Acute Pulpitis Signs and Symptoms
Usually, a large carious lesion or a defective restoration with recurrent caries is present.
- Relatively severe pain is elicited by thermal changes, especially iced or cold drinks which persist after removal of stimulants.
- Pain may proceed to be more severe with the involvement of a greater portion of the pulp with intra pulpal abscess formation. Severe and lancinating pain may result; it may be continuous and increased by lying down; exacerbated by heat and react to electric pulp tester at a low level of current than normal.
- There is a pain on lying down because there is increase blood flow and also increase inflammatory exudation. This increases pressure in the enclosed pulp chamber.
Acute Pulpitis Treatment
Extensive pulpitis is irreversible.
- Acute open pulpitis may become quiescent and enter a chronic phase in high tissue resistance and low virulent organism.
- Early minimal pulpitis can be treated by pulpotomy with CA ( OH)2 lining for calcify bridge
- Root canal filling with inert materials is used for more severe cases.
May arise from Acute Pulpitis or more usually from the chronic type of pulpitis from the onset.
Chronic Pulpitis Signs and Symptoms
- Pain is not a prominent feature though it may be dull, mild and often intermittent.
- Reaction to thermal changes is reduced compared to Acute Pulpitis.
Treatment of Chronic Pulpitis
As in acute phase but extraction may be necessary when RCT is not feasible.
Chronic Hyperplastic Pulpitis or Pulp Polyp
What is Pulp polyp?
The pulp polyp, also known as proliferative pulpitis, is an uncommon and specific type of inflammatory Hyperplasia that is associated with a non-vital tooth.
It is uncommon and occurs as either chronic lesion ar onset or chronic state of the previous acute phase.
Pulp polyp Signs and Symptoms
An excessive exuberant proliferation of pulp that occurs almost exclusively in children and young adults and involves tooth with a large open cavity.
Pulp appears as large pinkish red lobule of tissues protruding from the pulp chamber and filling the entire cavity.
Because it contains few nerve fibers, it is relatively insensitive to manipulation. It may or may not bleed readily depending on the degree of vascularity.
Teeth commonly involved are the deciduous molars or first permanent molars which have excellent blood supply because of large root opening and couple with high tissues resistance in a young person should which account for the unusual proliferation of the pulp.
Treatment Pulp polyp
May persist for many months or even several days.
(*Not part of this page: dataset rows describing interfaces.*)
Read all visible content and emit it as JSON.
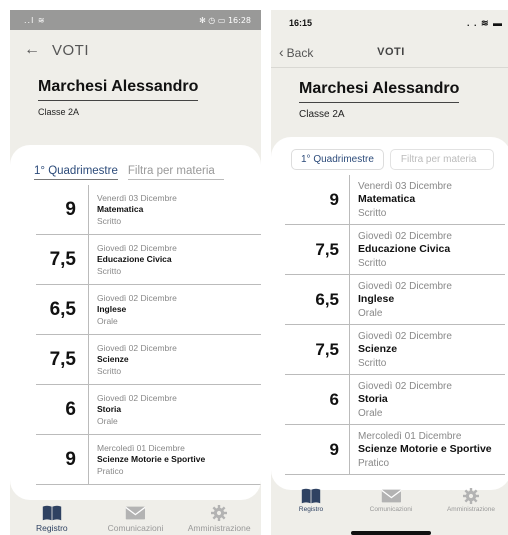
{
  "android": {
    "status": {
      "signal": "..l ≋",
      "icons": "✻ ◷ ▭",
      "time": "16:28"
    },
    "nav": {
      "back": "←",
      "title": "VOTI"
    }
  },
  "ios": {
    "status": {
      "time": "16:15",
      "icons": ". . ≋ ▬"
    },
    "nav": {
      "back": "Back",
      "title": "VOTI"
    }
  },
  "student": {
    "name": "Marchesi Alessandro",
    "class": "Classe 2A"
  },
  "filters": {
    "period": "1° Quadrimestre",
    "subject_placeholder": "Filtra per materia"
  },
  "android_grades": [
    {
      "grade": "9",
      "date": "Venerdì 03 Dicembre",
      "subject": "Matematica",
      "type": "Scritto"
    },
    {
      "grade": "7,5",
      "date": "Giovedì 02 Dicembre",
      "subject": "Educazione Civica",
      "type": "Scritto"
    },
    {
      "grade": "6,5",
      "date": "Giovedì 02 Dicembre",
      "subject": "Inglese",
      "type": "Orale"
    },
    {
      "grade": "7,5",
      "date": "Giovedì 02 Dicembre",
      "subject": "Scienze",
      "type": "Scritto"
    },
    {
      "grade": "6",
      "date": "Giovedì 02 Dicembre",
      "subject": "Storia",
      "type": "Orale"
    },
    {
      "grade": "9",
      "date": "Mercoledì 01 Dicembre",
      "subject": "Scienze Motorie e Sportive",
      "type": "Pratico"
    }
  ],
  "ios_grades": [
    {
      "grade": "9",
      "date": "Venerdì 03 Dicembre",
      "subject": "Matematica",
      "type": "Scritto"
    },
    {
      "grade": "7,5",
      "date": "Giovedì 02 Dicembre",
      "subject": "Educazione Civica",
      "type": "Scritto"
    },
    {
      "grade": "6,5",
      "date": "Giovedì 02 Dicembre",
      "subject": "Inglese",
      "type": "Orale"
    },
    {
      "grade": "7,5",
      "date": "Giovedì 02 Dicembre",
      "subject": "Scienze",
      "type": "Scritto"
    },
    {
      "grade": "6",
      "date": "Giovedì 02 Dicembre",
      "subject": "Storia",
      "type": "Orale"
    },
    {
      "grade": "9",
      "date": "Mercoledì 01 Dicembre",
      "subject": "Scienze Motorie e Sportive",
      "type": "Pratico"
    }
  ],
  "tabbar": [
    {
      "label": "Registro",
      "icon": "book-icon",
      "active": true
    },
    {
      "label": "Comunicazioni",
      "icon": "envelope-icon",
      "active": false
    },
    {
      "label": "Amministrazione",
      "icon": "gear-icon",
      "active": false
    }
  ],
  "colors": {
    "active": "#2f4262",
    "inactive": "#b3b3b3",
    "link": "#2c4b7a",
    "background": "#efeee9"
  }
}
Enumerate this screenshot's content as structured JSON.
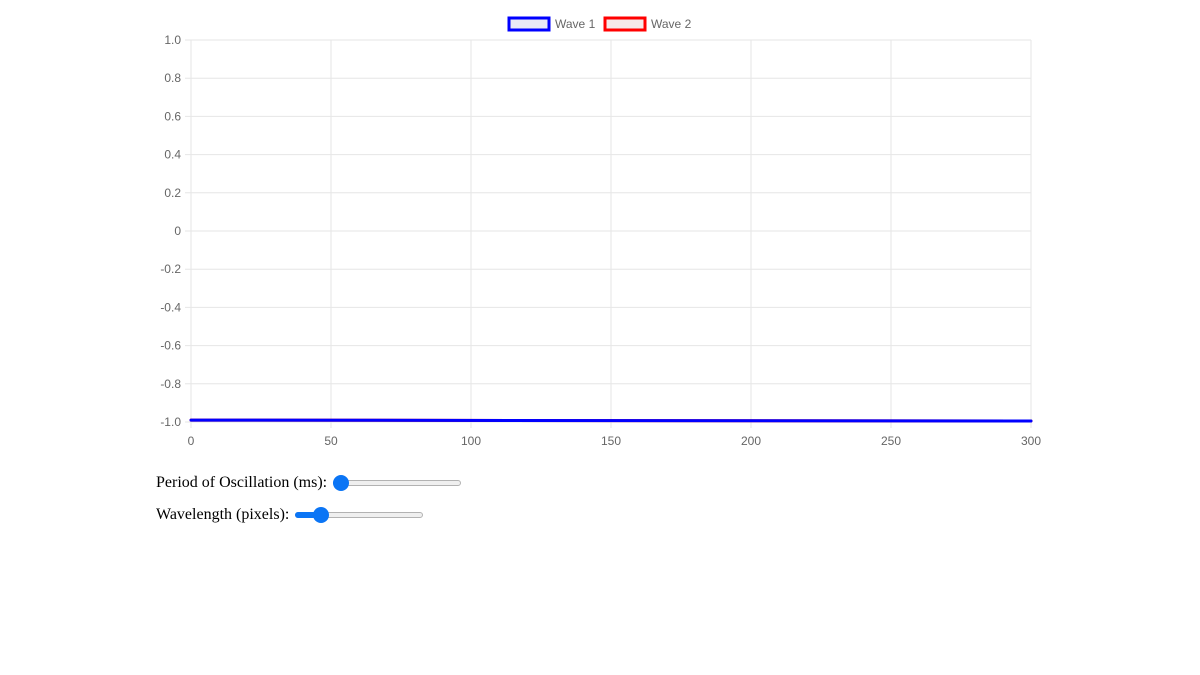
{
  "legend": [
    {
      "label": "Wave 1",
      "color": "#0000ff",
      "fill": "#e9e9f6"
    },
    {
      "label": "Wave 2",
      "color": "#ff0000",
      "fill": "#f6e9e9"
    }
  ],
  "chart_data": {
    "type": "line",
    "title": "",
    "xlabel": "",
    "ylabel": "",
    "xlim": [
      0,
      300
    ],
    "ylim": [
      -1.0,
      1.0
    ],
    "x_ticks": [
      "0",
      "50",
      "100",
      "150",
      "200",
      "250",
      "300"
    ],
    "y_ticks": [
      "1.0",
      "0.8",
      "0.6",
      "0.4",
      "0.2",
      "0",
      "-0.2",
      "-0.4",
      "-0.6",
      "-0.8",
      "-1.0"
    ],
    "grid": true,
    "legend_position": "top",
    "series": [
      {
        "name": "Wave 1",
        "color": "#0000ff",
        "x": [
          0,
          300
        ],
        "y": [
          -0.99,
          -0.995
        ]
      },
      {
        "name": "Wave 2",
        "color": "#ff0000",
        "x": [
          0,
          300
        ],
        "y": [
          -0.99,
          -0.995
        ]
      }
    ]
  },
  "controls": {
    "period": {
      "label": "Period of Oscillation (ms):",
      "value_fraction": 0.0
    },
    "wavelength": {
      "label": "Wavelength (pixels):",
      "value_fraction": 0.16
    }
  }
}
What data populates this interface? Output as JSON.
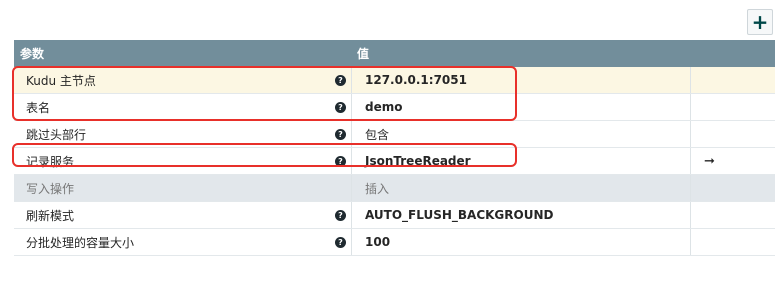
{
  "toolbar": {
    "add_label": "+"
  },
  "table": {
    "header": {
      "name": "参数",
      "value": "值"
    },
    "rows": [
      {
        "name": "Kudu 主节点",
        "value": "127.0.0.1:7051",
        "help": "?"
      },
      {
        "name": "表名",
        "value": "demo",
        "help": "?"
      },
      {
        "name": "跳过头部行",
        "value": "包含",
        "help": "?"
      },
      {
        "name": "记录服务",
        "value": "JsonTreeReader",
        "help": "?",
        "action": "➞"
      },
      {
        "name": "写入操作",
        "value": "插入",
        "help": ""
      },
      {
        "name": "刷新模式",
        "value": "AUTO_FLUSH_BACKGROUND",
        "help": "?"
      },
      {
        "name": "分批处理的容量大小",
        "value": "100",
        "help": "?"
      }
    ]
  },
  "colors": {
    "header_bg": "#728e9b",
    "highlight_bg": "#fcf7e3",
    "disabled_bg": "#e2e7eb",
    "annotation_red": "#e8302a",
    "add_icon": "#004849"
  }
}
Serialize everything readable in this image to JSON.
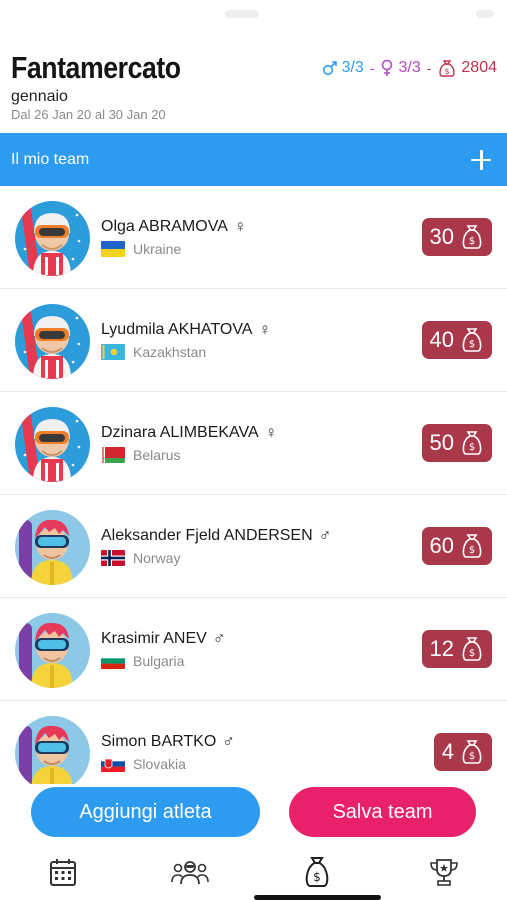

It is irreversible and is treated by Pulp Extirpation or Tooth Extraction.